INPUT FOR THIS TASK>

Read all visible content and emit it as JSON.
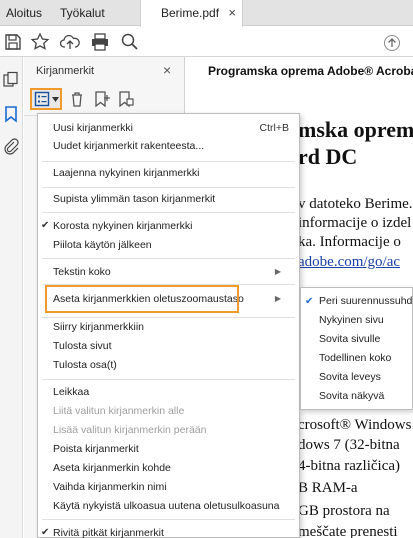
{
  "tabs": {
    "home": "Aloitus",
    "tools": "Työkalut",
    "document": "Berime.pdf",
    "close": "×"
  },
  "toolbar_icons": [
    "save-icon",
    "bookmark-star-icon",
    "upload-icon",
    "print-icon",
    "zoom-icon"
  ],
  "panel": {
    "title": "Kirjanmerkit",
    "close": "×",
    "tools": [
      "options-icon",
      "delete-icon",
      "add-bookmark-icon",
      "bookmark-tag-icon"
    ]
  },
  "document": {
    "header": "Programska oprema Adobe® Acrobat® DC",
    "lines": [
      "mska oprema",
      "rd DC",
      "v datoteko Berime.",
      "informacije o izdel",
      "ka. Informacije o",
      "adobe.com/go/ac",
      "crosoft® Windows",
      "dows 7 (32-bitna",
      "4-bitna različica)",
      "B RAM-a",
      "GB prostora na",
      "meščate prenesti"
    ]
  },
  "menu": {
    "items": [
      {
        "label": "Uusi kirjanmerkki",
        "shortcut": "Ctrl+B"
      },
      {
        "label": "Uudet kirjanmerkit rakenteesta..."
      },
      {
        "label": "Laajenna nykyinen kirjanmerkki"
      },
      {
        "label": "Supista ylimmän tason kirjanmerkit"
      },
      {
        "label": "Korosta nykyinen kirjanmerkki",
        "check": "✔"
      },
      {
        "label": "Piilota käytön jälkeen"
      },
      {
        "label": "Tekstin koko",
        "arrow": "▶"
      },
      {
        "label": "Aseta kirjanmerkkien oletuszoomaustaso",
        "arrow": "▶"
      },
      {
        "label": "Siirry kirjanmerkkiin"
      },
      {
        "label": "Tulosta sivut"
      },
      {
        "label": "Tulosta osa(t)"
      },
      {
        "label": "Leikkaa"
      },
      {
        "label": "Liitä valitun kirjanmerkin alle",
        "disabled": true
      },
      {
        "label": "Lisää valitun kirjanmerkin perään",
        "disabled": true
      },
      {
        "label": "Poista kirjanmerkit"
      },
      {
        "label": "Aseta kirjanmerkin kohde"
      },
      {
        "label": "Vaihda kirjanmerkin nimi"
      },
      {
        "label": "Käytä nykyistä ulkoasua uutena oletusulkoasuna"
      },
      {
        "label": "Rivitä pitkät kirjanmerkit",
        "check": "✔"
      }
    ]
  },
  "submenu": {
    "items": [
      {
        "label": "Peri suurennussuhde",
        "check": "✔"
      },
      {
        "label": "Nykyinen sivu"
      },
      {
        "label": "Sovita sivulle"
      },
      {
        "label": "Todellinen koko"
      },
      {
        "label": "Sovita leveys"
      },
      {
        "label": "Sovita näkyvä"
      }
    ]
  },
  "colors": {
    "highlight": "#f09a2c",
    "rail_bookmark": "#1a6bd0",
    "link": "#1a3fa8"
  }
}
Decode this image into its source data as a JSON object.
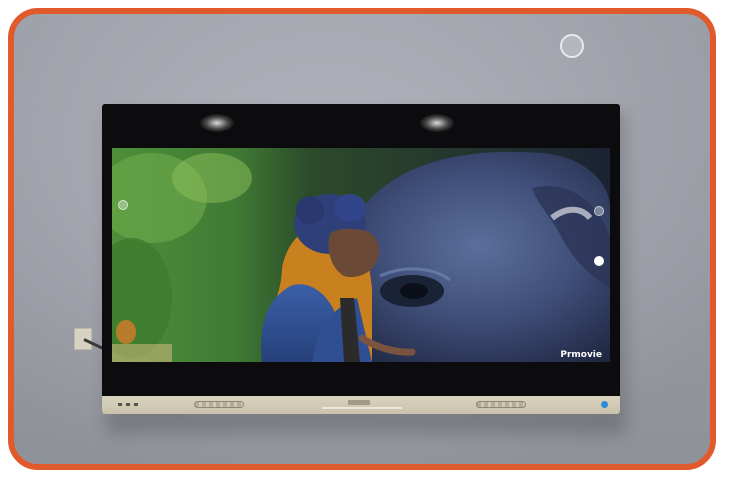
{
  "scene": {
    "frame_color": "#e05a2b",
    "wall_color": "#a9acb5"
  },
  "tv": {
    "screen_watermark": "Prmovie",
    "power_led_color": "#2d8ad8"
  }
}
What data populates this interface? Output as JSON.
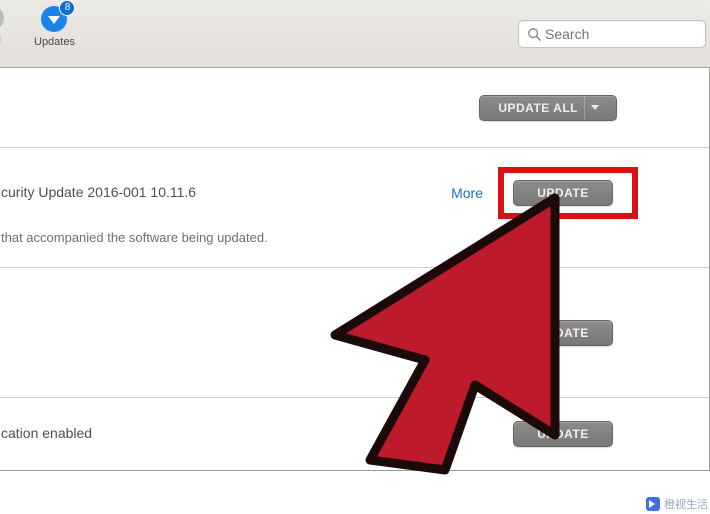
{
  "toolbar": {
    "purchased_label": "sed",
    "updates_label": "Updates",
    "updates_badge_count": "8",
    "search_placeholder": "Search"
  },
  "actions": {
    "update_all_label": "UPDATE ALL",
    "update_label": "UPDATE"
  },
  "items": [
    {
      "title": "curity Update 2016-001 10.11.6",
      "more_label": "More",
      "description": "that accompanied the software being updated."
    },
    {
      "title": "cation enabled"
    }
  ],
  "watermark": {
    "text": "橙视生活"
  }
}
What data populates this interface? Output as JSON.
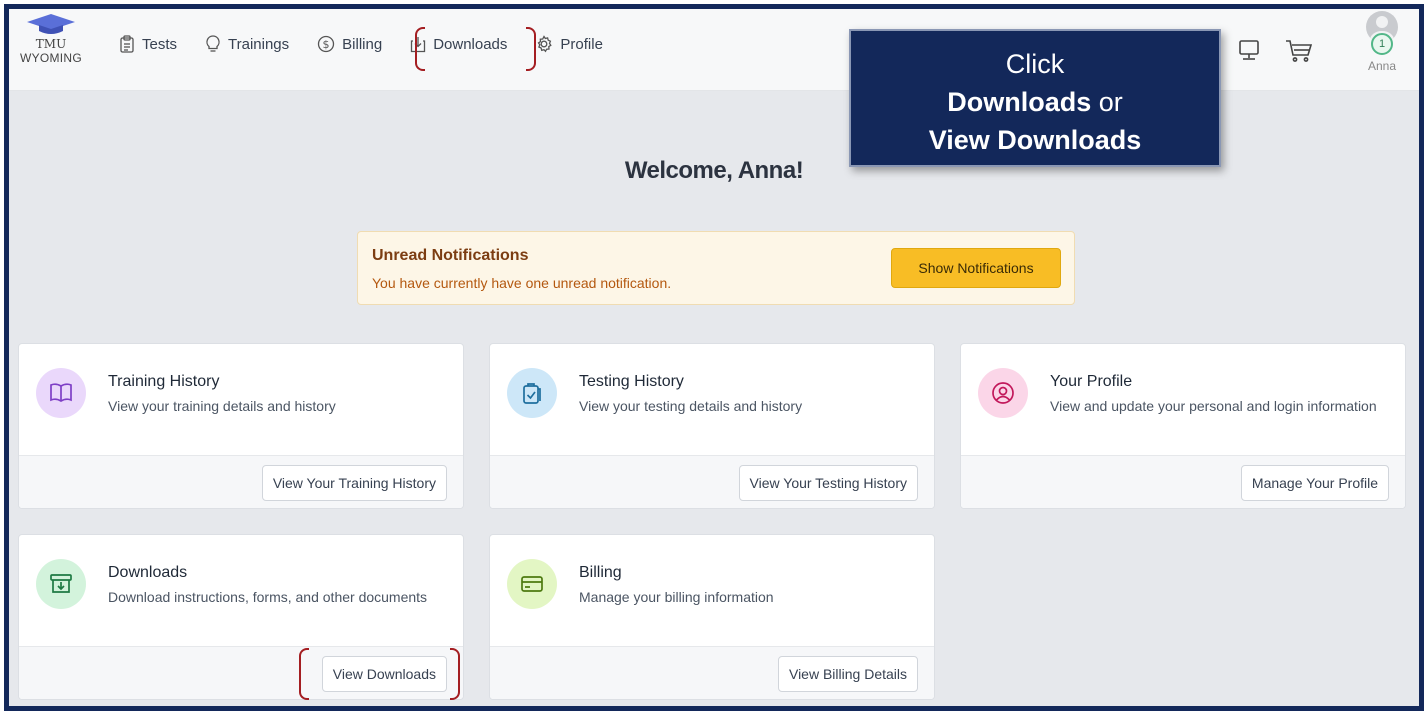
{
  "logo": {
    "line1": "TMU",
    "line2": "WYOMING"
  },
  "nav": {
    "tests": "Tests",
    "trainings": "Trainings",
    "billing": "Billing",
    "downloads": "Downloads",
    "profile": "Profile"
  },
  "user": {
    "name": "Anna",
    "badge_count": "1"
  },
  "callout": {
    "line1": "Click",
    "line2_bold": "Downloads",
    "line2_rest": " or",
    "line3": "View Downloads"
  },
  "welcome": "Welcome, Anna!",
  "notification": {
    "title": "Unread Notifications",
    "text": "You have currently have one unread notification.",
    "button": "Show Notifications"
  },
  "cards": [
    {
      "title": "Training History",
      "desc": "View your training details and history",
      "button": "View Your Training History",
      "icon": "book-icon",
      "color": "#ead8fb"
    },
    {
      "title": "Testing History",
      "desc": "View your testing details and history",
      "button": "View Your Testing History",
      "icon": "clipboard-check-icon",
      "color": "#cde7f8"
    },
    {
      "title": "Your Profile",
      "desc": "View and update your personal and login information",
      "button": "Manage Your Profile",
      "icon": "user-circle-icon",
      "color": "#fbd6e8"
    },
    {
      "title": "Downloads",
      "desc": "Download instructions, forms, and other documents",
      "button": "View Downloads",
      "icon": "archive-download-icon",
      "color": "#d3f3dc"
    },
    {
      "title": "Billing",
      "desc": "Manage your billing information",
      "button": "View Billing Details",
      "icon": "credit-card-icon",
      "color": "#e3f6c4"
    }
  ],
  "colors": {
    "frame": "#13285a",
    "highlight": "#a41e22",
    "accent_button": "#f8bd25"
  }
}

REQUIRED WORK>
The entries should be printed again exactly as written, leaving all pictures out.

EXERCISE SOLUTION>
Read all visible content and emit it as JSON.
{
  "tabs": {
    "home": "Aloitus",
    "tools": "Työkalut",
    "document": "Berime.pdf",
    "close": "×"
  },
  "toolbar_icons": [
    "save-icon",
    "bookmark-star-icon",
    "upload-icon",
    "print-icon",
    "zoom-icon"
  ],
  "panel": {
    "title": "Kirjanmerkit",
    "close": "×",
    "tools": [
      "options-icon",
      "delete-icon",
      "add-bookmark-icon",
      "bookmark-tag-icon"
    ]
  },
  "document": {
    "header": "Programska oprema Adobe® Acrobat® DC",
    "lines": [
      "mska oprema",
      "rd DC",
      "v datoteko Berime.",
      "informacije o izdel",
      "ka. Informacije o",
      "adobe.com/go/ac",
      "crosoft® Windows",
      "dows 7 (32-bitna",
      "4-bitna različica)",
      "B RAM-a",
      "GB prostora na",
      "meščate prenesti"
    ]
  },
  "menu": {
    "items": [
      {
        "label": "Uusi kirjanmerkki",
        "shortcut": "Ctrl+B"
      },
      {
        "label": "Uudet kirjanmerkit rakenteesta..."
      },
      {
        "label": "Laajenna nykyinen kirjanmerkki"
      },
      {
        "label": "Supista ylimmän tason kirjanmerkit"
      },
      {
        "label": "Korosta nykyinen kirjanmerkki",
        "check": "✔"
      },
      {
        "label": "Piilota käytön jälkeen"
      },
      {
        "label": "Tekstin koko",
        "arrow": "▶"
      },
      {
        "label": "Aseta kirjanmerkkien oletuszoomaustaso",
        "arrow": "▶"
      },
      {
        "label": "Siirry kirjanmerkkiin"
      },
      {
        "label": "Tulosta sivut"
      },
      {
        "label": "Tulosta osa(t)"
      },
      {
        "label": "Leikkaa"
      },
      {
        "label": "Liitä valitun kirjanmerkin alle",
        "disabled": true
      },
      {
        "label": "Lisää valitun kirjanmerkin perään",
        "disabled": true
      },
      {
        "label": "Poista kirjanmerkit"
      },
      {
        "label": "Aseta kirjanmerkin kohde"
      },
      {
        "label": "Vaihda kirjanmerkin nimi"
      },
      {
        "label": "Käytä nykyistä ulkoasua uutena oletusulkoasuna"
      },
      {
        "label": "Rivitä pitkät kirjanmerkit",
        "check": "✔"
      }
    ]
  },
  "submenu": {
    "items": [
      {
        "label": "Peri suurennussuhde",
        "check": "✔"
      },
      {
        "label": "Nykyinen sivu"
      },
      {
        "label": "Sovita sivulle"
      },
      {
        "label": "Todellinen koko"
      },
      {
        "label": "Sovita leveys"
      },
      {
        "label": "Sovita näkyvä"
      }
    ]
  },
  "colors": {
    "highlight": "#f09a2c",
    "rail_bookmark": "#1a6bd0",
    "link": "#1a3fa8"
  }
}
Decode this image into its source data as a JSON object.
{
  "scene": {
    "frame_color": "#e05a2b",
    "wall_color": "#a9acb5"
  },
  "tv": {
    "screen_watermark": "Prmovie",
    "power_led_color": "#2d8ad8"
  }
}
What data populates this interface? Output as JSON.
{
  "toolbar": {
    "purchased_label": "sed",
    "updates_label": "Updates",
    "updates_badge_count": "8",
    "search_placeholder": "Search"
  },
  "actions": {
    "update_all_label": "UPDATE ALL",
    "update_label": "UPDATE"
  },
  "items": [
    {
      "title": "curity Update 2016-001 10.11.6",
      "more_label": "More",
      "description": "that accompanied the software being updated."
    },
    {
      "title": "cation enabled"
    }
  ],
  "watermark": {
    "text": "橙视生活"
  }
}
What data populates this interface? Output as JSON.
{
  "logo": {
    "line1": "TMU",
    "line2": "WYOMING"
  },
  "nav": {
    "tests": "Tests",
    "trainings": "Trainings",
    "billing": "Billing",
    "downloads": "Downloads",
    "profile": "Profile"
  },
  "user": {
    "name": "Anna",
    "badge_count": "1"
  },
  "callout": {
    "line1": "Click",
    "line2_bold": "Downloads",
    "line2_rest": " or",
    "line3": "View Downloads"
  },
  "welcome": "Welcome, Anna!",
  "notification": {
    "title": "Unread Notifications",
    "text": "You have currently have one unread notification.",
    "button": "Show Notifications"
  },
  "cards": [
    {
      "title": "Training History",
      "desc": "View your training details and history",
      "button": "View Your Training History",
      "icon": "book-icon",
      "color": "#ead8fb"
    },
    {
      "title": "Testing History",
      "desc": "View your testing details and history",
      "button": "View Your Testing History",
      "icon": "clipboard-check-icon",
      "color": "#cde7f8"
    },
    {
      "title": "Your Profile",
      "desc": "View and update your personal and login information",
      "button": "Manage Your Profile",
      "icon": "user-circle-icon",
      "color": "#fbd6e8"
    },
    {
      "title": "Downloads",
      "desc": "Download instructions, forms, and other documents",
      "button": "View Downloads",
      "icon": "archive-download-icon",
      "color": "#d3f3dc"
    },
    {
      "title": "Billing",
      "desc": "Manage your billing information",
      "button": "View Billing Details",
      "icon": "credit-card-icon",
      "color": "#e3f6c4"
    }
  ],
  "colors": {
    "frame": "#13285a",
    "highlight": "#a41e22",
    "accent_button": "#f8bd25"
  }
}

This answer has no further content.